▽

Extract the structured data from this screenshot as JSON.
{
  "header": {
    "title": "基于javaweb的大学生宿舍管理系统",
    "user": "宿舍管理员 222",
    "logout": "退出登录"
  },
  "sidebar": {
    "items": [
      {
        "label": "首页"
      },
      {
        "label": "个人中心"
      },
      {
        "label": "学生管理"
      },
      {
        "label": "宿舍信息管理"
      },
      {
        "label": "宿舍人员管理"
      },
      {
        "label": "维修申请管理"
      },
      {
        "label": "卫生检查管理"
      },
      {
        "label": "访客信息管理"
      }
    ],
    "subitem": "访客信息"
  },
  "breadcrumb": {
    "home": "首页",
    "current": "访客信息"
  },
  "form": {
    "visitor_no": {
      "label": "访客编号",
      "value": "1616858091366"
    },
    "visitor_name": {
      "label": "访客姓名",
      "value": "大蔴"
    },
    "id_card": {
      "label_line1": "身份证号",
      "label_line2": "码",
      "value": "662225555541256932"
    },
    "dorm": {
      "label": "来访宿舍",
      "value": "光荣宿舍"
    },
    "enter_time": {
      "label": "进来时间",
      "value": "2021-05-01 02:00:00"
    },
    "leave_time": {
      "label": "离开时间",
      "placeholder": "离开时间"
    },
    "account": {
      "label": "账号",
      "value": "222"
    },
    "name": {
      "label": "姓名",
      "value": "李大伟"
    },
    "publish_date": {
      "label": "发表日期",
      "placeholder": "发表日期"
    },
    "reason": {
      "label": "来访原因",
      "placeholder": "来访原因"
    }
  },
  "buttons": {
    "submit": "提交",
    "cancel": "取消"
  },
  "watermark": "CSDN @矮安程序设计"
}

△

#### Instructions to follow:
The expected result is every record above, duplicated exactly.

#### Expected output:
Extract the structured data from this screenshot as JSON.
{
  "header": {
    "title": "基于javaweb的大学生宿舍管理系统",
    "user": "宿舍管理员 222",
    "logout": "退出登录"
  },
  "sidebar": {
    "items": [
      {
        "label": "首页"
      },
      {
        "label": "个人中心"
      },
      {
        "label": "学生管理"
      },
      {
        "label": "宿舍信息管理"
      },
      {
        "label": "宿舍人员管理"
      },
      {
        "label": "维修申请管理"
      },
      {
        "label": "卫生检查管理"
      },
      {
        "label": "访客信息管理"
      }
    ],
    "subitem": "访客信息"
  },
  "breadcrumb": {
    "home": "首页",
    "current": "访客信息"
  },
  "form": {
    "visitor_no": {
      "label": "访客编号",
      "value": "1616858091366"
    },
    "visitor_name": {
      "label": "访客姓名",
      "value": "大蔴"
    },
    "id_card": {
      "label_line1": "身份证号",
      "label_line2": "码",
      "value": "662225555541256932"
    },
    "dorm": {
      "label": "来访宿舍",
      "value": "光荣宿舍"
    },
    "enter_time": {
      "label": "进来时间",
      "value": "2021-05-01 02:00:00"
    },
    "leave_time": {
      "label": "离开时间",
      "placeholder": "离开时间"
    },
    "account": {
      "label": "账号",
      "value": "222"
    },
    "name": {
      "label": "姓名",
      "value": "李大伟"
    },
    "publish_date": {
      "label": "发表日期",
      "placeholder": "发表日期"
    },
    "reason": {
      "label": "来访原因",
      "placeholder": "来访原因"
    }
  },
  "buttons": {
    "submit": "提交",
    "cancel": "取消"
  },
  "watermark": "CSDN @矮安程序设计"
}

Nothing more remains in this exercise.